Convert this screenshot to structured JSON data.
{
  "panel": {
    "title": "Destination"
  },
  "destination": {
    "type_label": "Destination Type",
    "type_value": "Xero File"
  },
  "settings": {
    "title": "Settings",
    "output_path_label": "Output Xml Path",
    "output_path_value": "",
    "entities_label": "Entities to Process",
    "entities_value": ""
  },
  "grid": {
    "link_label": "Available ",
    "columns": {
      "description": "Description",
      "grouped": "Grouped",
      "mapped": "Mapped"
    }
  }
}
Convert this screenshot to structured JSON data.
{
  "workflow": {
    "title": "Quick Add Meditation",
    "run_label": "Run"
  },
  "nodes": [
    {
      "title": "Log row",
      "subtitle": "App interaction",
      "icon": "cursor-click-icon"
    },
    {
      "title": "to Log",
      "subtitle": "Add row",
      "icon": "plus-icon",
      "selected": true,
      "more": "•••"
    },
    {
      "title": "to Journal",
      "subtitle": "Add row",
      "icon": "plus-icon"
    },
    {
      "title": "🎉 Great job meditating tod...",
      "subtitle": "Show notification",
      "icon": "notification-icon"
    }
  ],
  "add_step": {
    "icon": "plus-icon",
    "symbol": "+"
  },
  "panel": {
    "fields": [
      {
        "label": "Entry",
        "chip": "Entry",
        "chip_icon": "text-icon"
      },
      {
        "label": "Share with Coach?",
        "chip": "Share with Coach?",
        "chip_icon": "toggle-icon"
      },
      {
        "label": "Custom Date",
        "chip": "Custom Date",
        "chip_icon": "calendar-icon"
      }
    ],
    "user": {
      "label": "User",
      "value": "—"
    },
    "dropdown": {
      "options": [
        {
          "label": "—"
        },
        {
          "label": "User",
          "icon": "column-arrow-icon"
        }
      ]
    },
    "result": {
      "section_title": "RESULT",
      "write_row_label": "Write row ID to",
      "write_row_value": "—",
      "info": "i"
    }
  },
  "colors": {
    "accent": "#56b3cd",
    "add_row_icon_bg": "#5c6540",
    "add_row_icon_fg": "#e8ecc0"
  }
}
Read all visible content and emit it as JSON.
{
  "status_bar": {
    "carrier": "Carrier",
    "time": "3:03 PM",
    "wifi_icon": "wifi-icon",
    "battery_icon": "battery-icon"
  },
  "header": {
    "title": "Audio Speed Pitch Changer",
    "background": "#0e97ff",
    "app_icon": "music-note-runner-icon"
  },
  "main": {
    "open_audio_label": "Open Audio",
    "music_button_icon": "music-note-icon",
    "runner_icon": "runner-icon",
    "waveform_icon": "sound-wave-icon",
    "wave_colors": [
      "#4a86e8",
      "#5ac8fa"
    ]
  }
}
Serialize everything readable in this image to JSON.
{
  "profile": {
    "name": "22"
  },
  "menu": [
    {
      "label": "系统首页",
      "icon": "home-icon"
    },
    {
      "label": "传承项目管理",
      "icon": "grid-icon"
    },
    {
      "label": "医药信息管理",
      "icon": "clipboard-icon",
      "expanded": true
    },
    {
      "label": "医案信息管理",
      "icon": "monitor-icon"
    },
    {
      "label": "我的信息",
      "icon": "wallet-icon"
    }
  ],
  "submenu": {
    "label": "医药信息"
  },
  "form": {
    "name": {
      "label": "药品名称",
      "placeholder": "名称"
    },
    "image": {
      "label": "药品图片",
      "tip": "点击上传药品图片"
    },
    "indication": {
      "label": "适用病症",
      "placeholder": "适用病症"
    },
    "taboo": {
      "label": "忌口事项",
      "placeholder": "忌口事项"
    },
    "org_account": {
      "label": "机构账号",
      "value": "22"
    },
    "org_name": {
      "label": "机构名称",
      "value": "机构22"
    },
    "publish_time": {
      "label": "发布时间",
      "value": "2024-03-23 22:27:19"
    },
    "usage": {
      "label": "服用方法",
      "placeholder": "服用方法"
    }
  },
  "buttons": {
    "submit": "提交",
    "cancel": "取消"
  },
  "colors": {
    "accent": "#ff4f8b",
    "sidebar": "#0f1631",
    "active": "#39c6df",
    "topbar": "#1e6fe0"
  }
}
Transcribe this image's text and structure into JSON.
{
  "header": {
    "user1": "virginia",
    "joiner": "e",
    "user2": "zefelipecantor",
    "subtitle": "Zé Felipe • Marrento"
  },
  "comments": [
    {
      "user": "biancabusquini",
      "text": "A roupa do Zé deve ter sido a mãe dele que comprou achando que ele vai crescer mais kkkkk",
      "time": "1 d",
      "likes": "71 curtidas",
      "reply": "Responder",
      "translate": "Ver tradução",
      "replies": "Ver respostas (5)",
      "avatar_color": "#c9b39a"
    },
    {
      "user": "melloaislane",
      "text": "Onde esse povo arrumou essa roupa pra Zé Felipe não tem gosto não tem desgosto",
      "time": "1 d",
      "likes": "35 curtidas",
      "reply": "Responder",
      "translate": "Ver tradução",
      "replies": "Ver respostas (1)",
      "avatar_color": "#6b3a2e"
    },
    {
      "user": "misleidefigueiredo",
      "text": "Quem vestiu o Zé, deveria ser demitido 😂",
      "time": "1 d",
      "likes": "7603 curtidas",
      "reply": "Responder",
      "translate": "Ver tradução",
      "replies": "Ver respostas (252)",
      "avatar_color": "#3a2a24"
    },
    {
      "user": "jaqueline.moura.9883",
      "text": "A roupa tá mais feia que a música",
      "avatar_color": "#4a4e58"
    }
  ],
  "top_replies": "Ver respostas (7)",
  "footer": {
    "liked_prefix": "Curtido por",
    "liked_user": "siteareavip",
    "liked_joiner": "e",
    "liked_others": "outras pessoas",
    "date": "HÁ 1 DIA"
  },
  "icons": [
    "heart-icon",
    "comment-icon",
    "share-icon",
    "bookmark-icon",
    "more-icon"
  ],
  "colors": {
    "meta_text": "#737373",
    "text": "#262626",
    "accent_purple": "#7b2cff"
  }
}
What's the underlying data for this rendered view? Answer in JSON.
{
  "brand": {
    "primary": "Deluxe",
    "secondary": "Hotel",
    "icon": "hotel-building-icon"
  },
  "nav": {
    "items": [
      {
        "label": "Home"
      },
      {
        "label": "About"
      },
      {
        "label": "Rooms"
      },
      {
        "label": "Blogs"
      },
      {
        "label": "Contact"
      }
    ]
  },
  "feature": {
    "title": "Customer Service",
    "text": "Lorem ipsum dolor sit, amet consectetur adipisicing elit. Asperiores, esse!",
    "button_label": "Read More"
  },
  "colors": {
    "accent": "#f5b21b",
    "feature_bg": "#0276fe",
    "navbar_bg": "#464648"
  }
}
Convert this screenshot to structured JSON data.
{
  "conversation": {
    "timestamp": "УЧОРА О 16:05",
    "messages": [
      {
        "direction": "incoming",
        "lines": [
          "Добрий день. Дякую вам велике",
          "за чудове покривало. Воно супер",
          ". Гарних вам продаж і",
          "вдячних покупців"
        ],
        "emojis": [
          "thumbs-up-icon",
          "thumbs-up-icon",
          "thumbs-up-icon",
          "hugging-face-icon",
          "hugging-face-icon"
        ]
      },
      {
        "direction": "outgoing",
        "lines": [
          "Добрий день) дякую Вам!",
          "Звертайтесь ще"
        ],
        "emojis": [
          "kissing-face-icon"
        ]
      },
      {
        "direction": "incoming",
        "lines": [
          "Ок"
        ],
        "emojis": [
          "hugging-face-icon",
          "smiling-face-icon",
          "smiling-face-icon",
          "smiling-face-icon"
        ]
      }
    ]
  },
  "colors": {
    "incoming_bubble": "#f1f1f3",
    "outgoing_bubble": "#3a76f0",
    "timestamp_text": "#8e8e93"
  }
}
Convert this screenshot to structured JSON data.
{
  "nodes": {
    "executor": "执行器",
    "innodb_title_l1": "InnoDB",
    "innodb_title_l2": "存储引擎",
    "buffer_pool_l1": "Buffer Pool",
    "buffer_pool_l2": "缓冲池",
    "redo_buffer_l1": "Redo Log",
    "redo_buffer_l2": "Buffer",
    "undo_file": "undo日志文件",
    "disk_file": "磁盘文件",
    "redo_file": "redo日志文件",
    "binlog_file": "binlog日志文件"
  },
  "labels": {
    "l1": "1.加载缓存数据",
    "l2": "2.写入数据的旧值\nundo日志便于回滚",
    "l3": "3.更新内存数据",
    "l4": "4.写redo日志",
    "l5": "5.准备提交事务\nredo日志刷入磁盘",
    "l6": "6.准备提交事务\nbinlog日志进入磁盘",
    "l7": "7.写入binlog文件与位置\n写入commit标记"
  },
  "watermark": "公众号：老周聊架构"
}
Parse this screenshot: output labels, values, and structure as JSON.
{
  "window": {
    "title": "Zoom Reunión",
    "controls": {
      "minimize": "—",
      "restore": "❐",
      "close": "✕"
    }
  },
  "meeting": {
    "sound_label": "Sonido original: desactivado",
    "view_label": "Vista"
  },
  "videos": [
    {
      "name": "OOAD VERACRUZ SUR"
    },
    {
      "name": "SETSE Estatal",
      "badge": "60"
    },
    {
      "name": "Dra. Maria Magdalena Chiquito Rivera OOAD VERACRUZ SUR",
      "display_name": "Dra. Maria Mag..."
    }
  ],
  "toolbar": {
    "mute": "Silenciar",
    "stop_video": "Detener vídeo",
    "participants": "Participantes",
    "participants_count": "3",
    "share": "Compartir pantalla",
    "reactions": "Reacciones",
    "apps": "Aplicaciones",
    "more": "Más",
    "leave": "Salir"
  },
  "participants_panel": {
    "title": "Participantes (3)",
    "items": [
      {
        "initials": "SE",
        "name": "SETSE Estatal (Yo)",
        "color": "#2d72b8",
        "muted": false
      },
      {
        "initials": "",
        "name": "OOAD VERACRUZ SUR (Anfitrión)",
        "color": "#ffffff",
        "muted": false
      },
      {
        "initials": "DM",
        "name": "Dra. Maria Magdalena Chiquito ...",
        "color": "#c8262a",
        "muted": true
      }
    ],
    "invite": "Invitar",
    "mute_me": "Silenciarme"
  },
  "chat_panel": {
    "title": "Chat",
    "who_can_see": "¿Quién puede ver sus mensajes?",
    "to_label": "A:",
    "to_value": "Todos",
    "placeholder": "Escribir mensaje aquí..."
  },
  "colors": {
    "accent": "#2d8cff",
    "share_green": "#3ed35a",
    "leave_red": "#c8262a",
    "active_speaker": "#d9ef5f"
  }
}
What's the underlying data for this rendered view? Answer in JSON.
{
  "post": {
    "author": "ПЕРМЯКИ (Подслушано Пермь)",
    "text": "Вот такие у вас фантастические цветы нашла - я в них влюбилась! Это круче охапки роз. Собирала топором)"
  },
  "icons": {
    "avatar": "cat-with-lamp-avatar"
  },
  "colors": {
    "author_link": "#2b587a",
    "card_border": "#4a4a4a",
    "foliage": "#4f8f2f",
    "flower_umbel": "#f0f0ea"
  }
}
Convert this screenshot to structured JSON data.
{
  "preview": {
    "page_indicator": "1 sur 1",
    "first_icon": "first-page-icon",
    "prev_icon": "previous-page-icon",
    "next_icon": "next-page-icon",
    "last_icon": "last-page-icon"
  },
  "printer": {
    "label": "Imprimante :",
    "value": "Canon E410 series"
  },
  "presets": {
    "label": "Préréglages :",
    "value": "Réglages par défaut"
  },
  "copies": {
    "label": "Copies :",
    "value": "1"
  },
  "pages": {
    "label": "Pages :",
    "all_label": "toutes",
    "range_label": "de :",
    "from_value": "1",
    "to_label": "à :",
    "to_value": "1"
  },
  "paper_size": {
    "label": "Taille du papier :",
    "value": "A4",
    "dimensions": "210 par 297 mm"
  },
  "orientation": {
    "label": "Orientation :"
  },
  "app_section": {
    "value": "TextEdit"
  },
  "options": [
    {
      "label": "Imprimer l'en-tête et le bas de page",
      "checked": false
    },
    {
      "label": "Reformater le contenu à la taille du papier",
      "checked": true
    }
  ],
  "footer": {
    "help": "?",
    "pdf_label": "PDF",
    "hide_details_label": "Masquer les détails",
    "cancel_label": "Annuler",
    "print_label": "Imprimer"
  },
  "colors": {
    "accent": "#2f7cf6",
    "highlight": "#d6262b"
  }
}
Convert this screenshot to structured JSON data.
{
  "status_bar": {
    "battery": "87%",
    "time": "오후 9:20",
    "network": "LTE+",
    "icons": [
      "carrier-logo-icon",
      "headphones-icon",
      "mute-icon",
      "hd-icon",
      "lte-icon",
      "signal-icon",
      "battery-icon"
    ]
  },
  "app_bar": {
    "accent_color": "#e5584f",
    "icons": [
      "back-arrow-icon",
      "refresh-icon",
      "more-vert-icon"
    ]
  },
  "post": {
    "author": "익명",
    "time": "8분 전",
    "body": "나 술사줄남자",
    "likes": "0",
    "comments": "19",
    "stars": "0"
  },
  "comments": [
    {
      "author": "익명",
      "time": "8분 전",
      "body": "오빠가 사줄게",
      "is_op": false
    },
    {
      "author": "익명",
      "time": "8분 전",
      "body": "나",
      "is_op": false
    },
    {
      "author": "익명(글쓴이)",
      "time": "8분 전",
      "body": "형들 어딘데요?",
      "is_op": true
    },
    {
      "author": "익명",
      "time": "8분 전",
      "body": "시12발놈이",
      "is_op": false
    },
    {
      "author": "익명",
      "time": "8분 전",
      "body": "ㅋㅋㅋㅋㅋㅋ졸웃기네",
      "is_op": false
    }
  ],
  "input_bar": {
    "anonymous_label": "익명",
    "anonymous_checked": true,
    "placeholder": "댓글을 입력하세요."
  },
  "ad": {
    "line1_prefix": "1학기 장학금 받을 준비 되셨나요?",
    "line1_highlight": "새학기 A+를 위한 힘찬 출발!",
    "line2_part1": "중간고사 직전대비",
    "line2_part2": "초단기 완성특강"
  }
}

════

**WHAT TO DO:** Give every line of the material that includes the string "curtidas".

**REPLY:**
      "likes": "71 curtidas",
      "likes": "35 curtidas",
      "likes": "7603 curtidas",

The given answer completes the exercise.